    Tesla can not produce enough cars to meet demand. 2 years ago, when they opened up M3 for ordering, they got 450k orders in a short time. No other car has ever had that demand and esp on.from America, Europe, and China. Iow only about 1/3 of the population had the ability to order, in contrast to any of the majors, in which 90% can order.

    WRT Ken browns assault on musk, there are plenty of things that musk does wrong that he could go after him about. Absolutely no reason to repeat the made-up lies about him, as well as create more.

  • windbourne

    Not able to see that one. Still, I will take your word for it.

  • ThomasLMatula

    Teslarati is reporting Feb. 6 as the launch date for FH. That is good as the CR runs out Feb. 8.

  • ThomasLMatula

    What would be great is if they could provide high speed WiFi straight to a standard smart phone or laptop. If they are able to do that for a few dollars a device a month it is game over for the telecons and basically the end of national censorship by shutting the Internet down.

  • Tom Billings

    Kenneth Brown said:

    “There isn’t anything known on Mars that’s worth shipping back to Earth
    other than for scientific analysis and no manufacturing process that
    could add enough value to make just the return trip worthwhile.”

    This dead horse is long since beaten to hamburger. *Every* significant space settlement advocate points out that the reason transport costs must be driven so low is that it is settlers who will pay. This is *not* settlement by imperial economics, where an imperial center spends resources to go out to a peripheral area, in order to bring back to the center something that can be used there. The imperial model is the model for the settling of Latin America. It is *not* the model for the settling of North America.

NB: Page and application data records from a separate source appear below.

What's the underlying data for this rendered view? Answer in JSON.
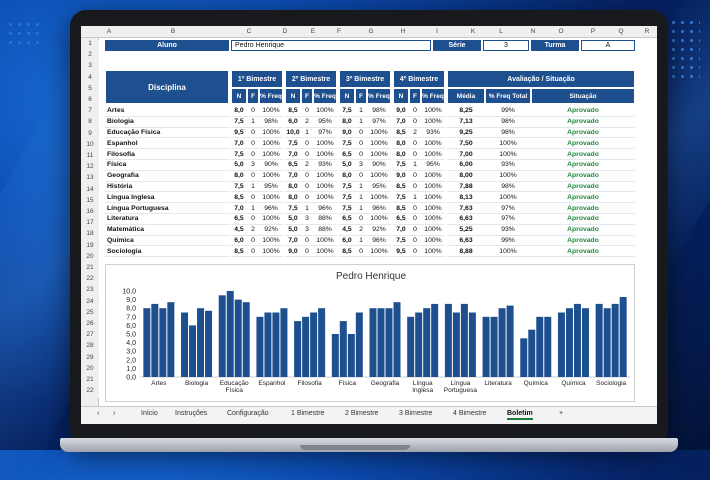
{
  "columns": [
    "A",
    "B",
    "C",
    "D",
    "E",
    "F",
    "G",
    "H",
    "I",
    "K",
    "L",
    "N",
    "O",
    "P",
    "Q",
    "R"
  ],
  "row_numbers": [
    "1",
    "2",
    "3",
    "4",
    "5",
    "6",
    "7",
    "8",
    "9",
    "10",
    "11",
    "12",
    "13",
    "14",
    "15",
    "16",
    "17",
    "18",
    "19",
    "20",
    "21",
    "22",
    "23",
    "24",
    "25",
    "26",
    "27",
    "28",
    "29",
    "20",
    "21",
    "22"
  ],
  "header": {
    "aluno_label": "Aluno",
    "aluno_value": "Pedro Henrique",
    "serie_label": "Série",
    "serie_value": "3",
    "turma_label": "Turma",
    "turma_value": "A"
  },
  "table_headers": {
    "disciplina": "Disciplina",
    "b1": "1º Bimestre",
    "b2": "2º Bimestre",
    "b3": "3º Bimestre",
    "b4": "4º Bimestre",
    "avaliacao": "Avaliação / Situação",
    "n": "N",
    "f": "F",
    "freq": "% Freq",
    "media": "Média",
    "freq_total": "% Freq Total",
    "situacao": "Situação"
  },
  "rows": [
    [
      "Artes",
      "8,0",
      "0",
      "100%",
      "8,5",
      "0",
      "100%",
      "7,5",
      "1",
      "98%",
      "9,0",
      "0",
      "100%",
      "8,25",
      "99%",
      "Aprovado"
    ],
    [
      "Biologia",
      "7,5",
      "1",
      "98%",
      "6,0",
      "2",
      "95%",
      "8,0",
      "1",
      "97%",
      "7,0",
      "0",
      "100%",
      "7,13",
      "98%",
      "Aprovado"
    ],
    [
      "Educação Física",
      "9,5",
      "0",
      "100%",
      "10,0",
      "1",
      "97%",
      "9,0",
      "0",
      "100%",
      "8,5",
      "2",
      "93%",
      "9,25",
      "98%",
      "Aprovado"
    ],
    [
      "Espanhol",
      "7,0",
      "0",
      "100%",
      "7,5",
      "0",
      "100%",
      "7,5",
      "0",
      "100%",
      "8,0",
      "0",
      "100%",
      "7,50",
      "100%",
      "Aprovado"
    ],
    [
      "Filosofia",
      "7,5",
      "0",
      "100%",
      "7,0",
      "0",
      "100%",
      "6,5",
      "0",
      "100%",
      "8,0",
      "0",
      "100%",
      "7,00",
      "100%",
      "Aprovado"
    ],
    [
      "Física",
      "5,0",
      "3",
      "90%",
      "6,5",
      "2",
      "93%",
      "5,0",
      "3",
      "90%",
      "7,5",
      "1",
      "95%",
      "6,00",
      "93%",
      "Aprovado"
    ],
    [
      "Geografia",
      "8,0",
      "0",
      "100%",
      "7,0",
      "0",
      "100%",
      "8,0",
      "0",
      "100%",
      "9,0",
      "0",
      "100%",
      "8,00",
      "100%",
      "Aprovado"
    ],
    [
      "História",
      "7,5",
      "1",
      "95%",
      "8,0",
      "0",
      "100%",
      "7,5",
      "1",
      "95%",
      "8,5",
      "0",
      "100%",
      "7,88",
      "98%",
      "Aprovado"
    ],
    [
      "Língua Inglesa",
      "8,5",
      "0",
      "100%",
      "8,0",
      "0",
      "100%",
      "7,5",
      "1",
      "100%",
      "7,5",
      "1",
      "100%",
      "8,13",
      "100%",
      "Aprovado"
    ],
    [
      "Língua Portuguesa",
      "7,0",
      "1",
      "96%",
      "7,5",
      "1",
      "96%",
      "7,5",
      "1",
      "96%",
      "8,5",
      "0",
      "100%",
      "7,63",
      "97%",
      "Aprovado"
    ],
    [
      "Literatura",
      "6,5",
      "0",
      "100%",
      "5,0",
      "3",
      "88%",
      "6,5",
      "0",
      "100%",
      "6,5",
      "0",
      "100%",
      "6,63",
      "97%",
      "Aprovado"
    ],
    [
      "Matemática",
      "4,5",
      "2",
      "92%",
      "5,0",
      "3",
      "88%",
      "4,5",
      "2",
      "92%",
      "7,0",
      "0",
      "100%",
      "5,25",
      "93%",
      "Aprovado"
    ],
    [
      "Química",
      "6,0",
      "0",
      "100%",
      "7,0",
      "0",
      "100%",
      "6,0",
      "1",
      "96%",
      "7,5",
      "0",
      "100%",
      "6,63",
      "99%",
      "Aprovado"
    ],
    [
      "Sociologia",
      "8,5",
      "0",
      "100%",
      "9,0",
      "0",
      "100%",
      "8,5",
      "0",
      "100%",
      "9,5",
      "0",
      "100%",
      "8,88",
      "100%",
      "Aprovado"
    ]
  ],
  "colors": {
    "header_blue": "#1e4f8f",
    "approved_green": "#1e8a3c",
    "bar_blue": "#1e4f8f"
  },
  "chart_data": {
    "type": "bar",
    "title": "Pedro Henrique",
    "categories": [
      "Artes",
      "Biologia",
      "Educação Física",
      "Espanhol",
      "Filosofia",
      "Física",
      "Geografia",
      "Língua Inglesa",
      "Língua Portuguesa",
      "Literatura",
      "Química",
      "Química",
      "Sociologia"
    ],
    "category_lines": [
      [
        "Artes"
      ],
      [
        "Biologia"
      ],
      [
        "Educação",
        "Física"
      ],
      [
        "Espanhol"
      ],
      [
        "Filosofia"
      ],
      [
        "Física"
      ],
      [
        "Geografia"
      ],
      [
        "Língua",
        "Inglesa"
      ],
      [
        "Língua",
        "Portuguesa"
      ],
      [
        "Literatura"
      ],
      [
        "Química"
      ],
      [
        "Química"
      ],
      [
        "Sociologia"
      ]
    ],
    "series": [
      {
        "values": [
          8.0,
          7.5,
          9.5,
          7.0,
          6.5,
          5.0,
          8.0,
          7.0,
          8.5,
          7.0,
          4.5,
          7.5,
          8.5
        ]
      },
      {
        "values": [
          8.5,
          6.0,
          10.0,
          7.5,
          7.0,
          6.5,
          8.0,
          7.5,
          7.5,
          7.0,
          5.5,
          8.0,
          8.0
        ]
      },
      {
        "values": [
          8.0,
          8.0,
          9.0,
          7.5,
          7.5,
          5.0,
          8.0,
          8.0,
          8.5,
          8.0,
          7.0,
          8.5,
          8.5
        ]
      },
      {
        "values": [
          8.7,
          7.7,
          8.7,
          8.0,
          8.0,
          7.5,
          8.7,
          8.5,
          7.5,
          8.3,
          7.0,
          8.0,
          9.3
        ]
      }
    ],
    "ytick_labels": [
      "10,0",
      "9,0",
      "8,0",
      "7,0",
      "6,0",
      "5,0",
      "4,0",
      "3,0",
      "2,0",
      "1,0",
      "0,0"
    ],
    "ylim": [
      0,
      10
    ],
    "grid": false,
    "legend": "none"
  },
  "tabs": [
    "Início",
    "Instruções",
    "Configuração",
    "1 Bimestre",
    "2 Bimestre",
    "3 Bimestre",
    "4 Bimestre",
    "Boletim",
    "+"
  ],
  "active_tab": "Boletim"
}
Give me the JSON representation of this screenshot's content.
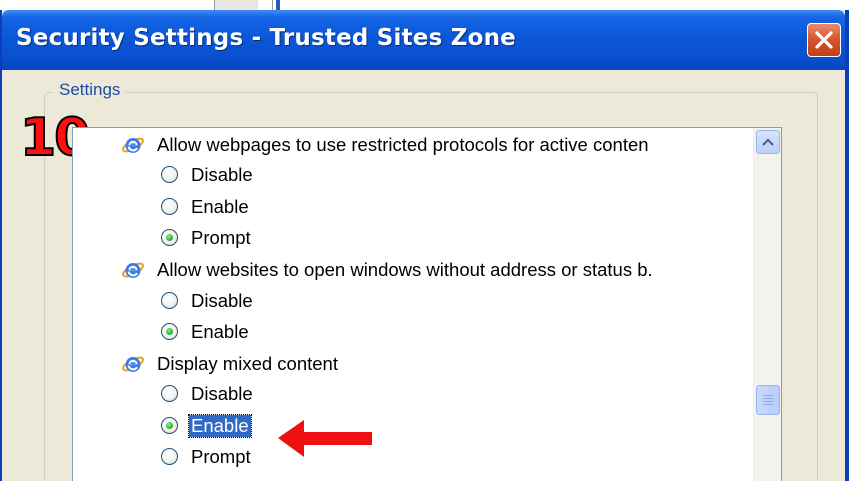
{
  "dialog": {
    "title": "Security Settings - Trusted Sites Zone",
    "group_label": "Settings",
    "step_number": "10"
  },
  "settings": [
    {
      "label": "Allow webpages to use restricted protocols for active conten",
      "icon": "ie-icon",
      "options": [
        {
          "label": "Disable",
          "checked": false
        },
        {
          "label": "Enable",
          "checked": false
        },
        {
          "label": "Prompt",
          "checked": true
        }
      ]
    },
    {
      "label": "Allow websites to open windows without address or status b.",
      "icon": "ie-icon",
      "options": [
        {
          "label": "Disable",
          "checked": false
        },
        {
          "label": "Enable",
          "checked": true
        }
      ]
    },
    {
      "label": "Display mixed content",
      "icon": "ie-icon",
      "options": [
        {
          "label": "Disable",
          "checked": false
        },
        {
          "label": "Enable",
          "checked": true,
          "selected": true
        },
        {
          "label": "Prompt",
          "checked": false
        }
      ]
    }
  ],
  "colors": {
    "title_bar": "#0a4fcf",
    "dialog_bg": "#ece9d8",
    "selection": "#316ac5",
    "annotation": "#ff1010"
  }
}
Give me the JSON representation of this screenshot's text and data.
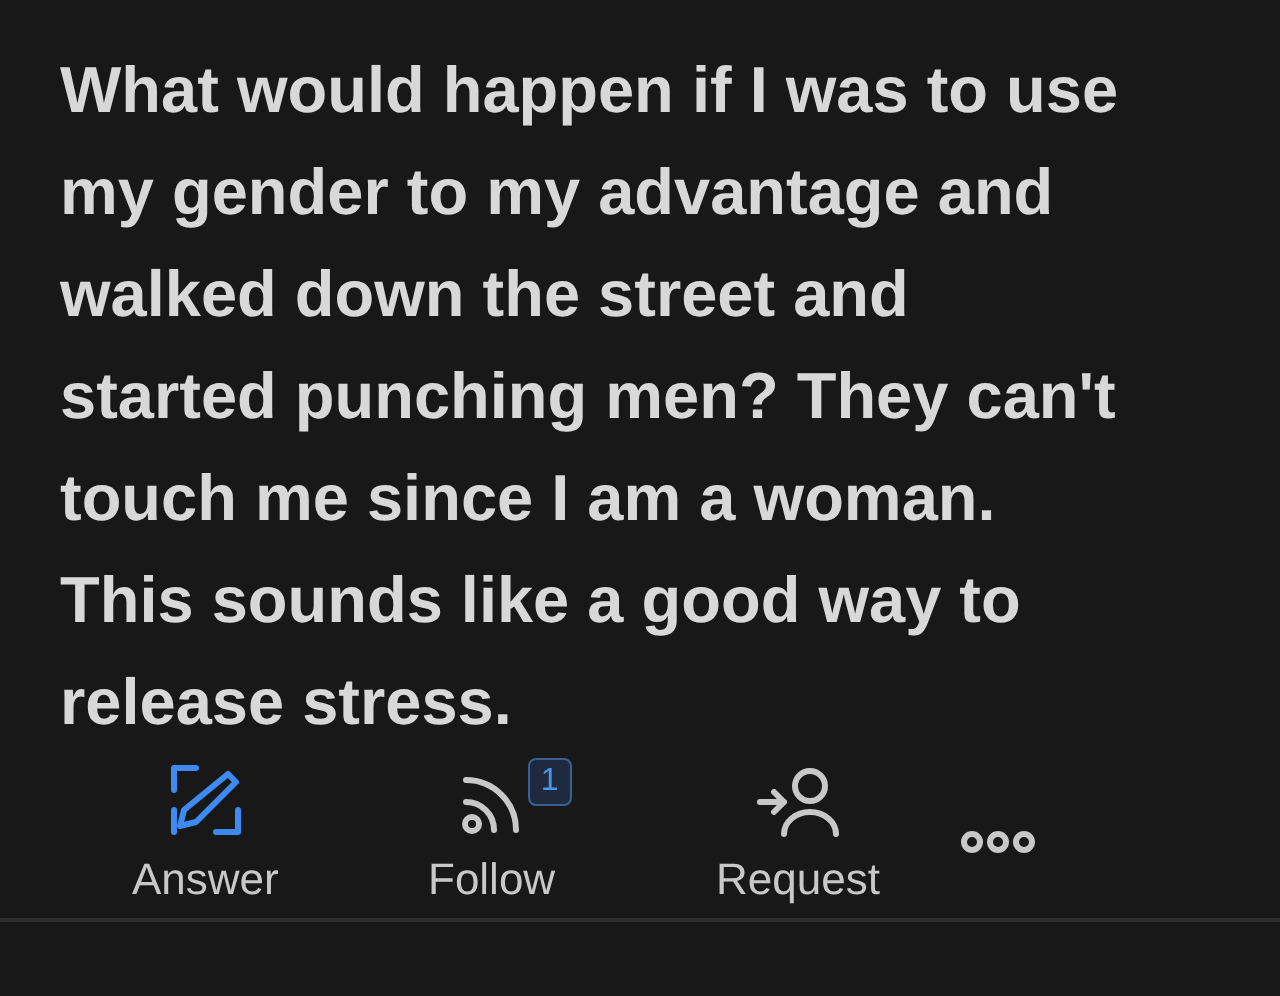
{
  "question": "What would happen if I was to use my gender to my advantage and walked down the street and started punching men? They can't touch me since I am a woman. This sounds like a good way to release stress.",
  "actions": [
    {
      "kind": "answer",
      "label": "Answer",
      "primary": true
    },
    {
      "kind": "follow",
      "label": "Follow",
      "primary": false,
      "badge": "1"
    },
    {
      "kind": "request",
      "label": "Request",
      "primary": false
    },
    {
      "kind": "more",
      "primary": false
    }
  ]
}
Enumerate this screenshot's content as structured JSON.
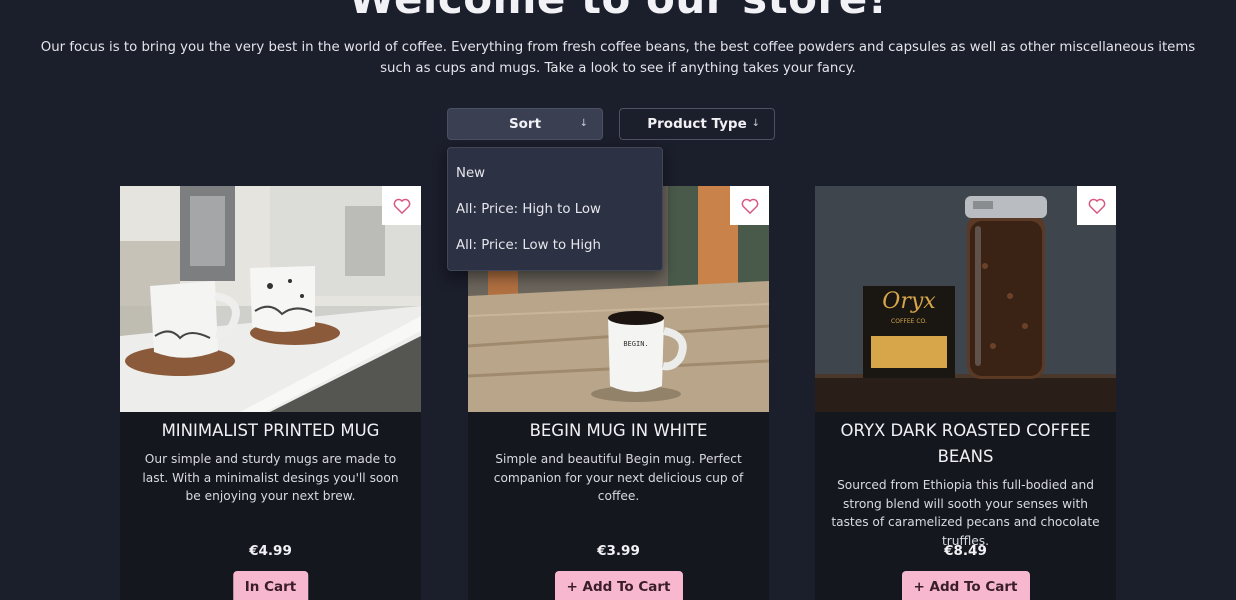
{
  "hero": {
    "title": "Welcome to our store!",
    "intro": "Our focus is to bring you the very best in the world of coffee. Everything from fresh coffee beans, the best coffee powders and capsules as well as other miscellaneous items such as cups and mugs. Take a look to see if anything takes your fancy."
  },
  "filters": {
    "sort_label": "Sort",
    "type_label": "Product Type",
    "sort_options": [
      "New",
      "All: Price: High to Low",
      "All: Price: Low to High"
    ]
  },
  "products": [
    {
      "name": "MINIMALIST PRINTED MUG",
      "description": "Our simple and sturdy mugs are made to last. With a minimalist desings you'll soon be enjoying your next brew.",
      "price": "€4.99",
      "cart_label": "In Cart"
    },
    {
      "name": "BEGIN MUG IN WHITE",
      "description": "Simple and beautiful Begin mug. Perfect companion for your next delicious cup of coffee.",
      "price": "€3.99",
      "cart_label": "+ Add To Cart",
      "mug_text": "BEGIN."
    },
    {
      "name": "ORYX DARK ROASTED COFFEE BEANS",
      "description": "Sourced from Ethiopia this full-bodied and strong blend will sooth your senses with tastes of caramelized pecans and chocolate truffles.",
      "price": "€8.49",
      "cart_label": "+ Add To Cart",
      "bag_brand": "Oryx",
      "bag_sub": "COFFEE CO."
    }
  ],
  "colors": {
    "background": "#1b1e2b",
    "card": "#15171f",
    "accent": "#f7b8cf",
    "heart": "#d9567f"
  }
}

    Successful settling of North America was driven by settlers who paid their own way. Their settlement was driven by their desire to leave Europe behind more than by what they expected to get here. That is what will drive settlement throughout the Solar System.The wealth and the mines and the factories sending stuff elsewhere came later, from people free to participate in the networks of industrial society around the world. The most valuable thing they found was freedom. That sort of settler’s economics is the way it will work in Space, or settlement will not happen.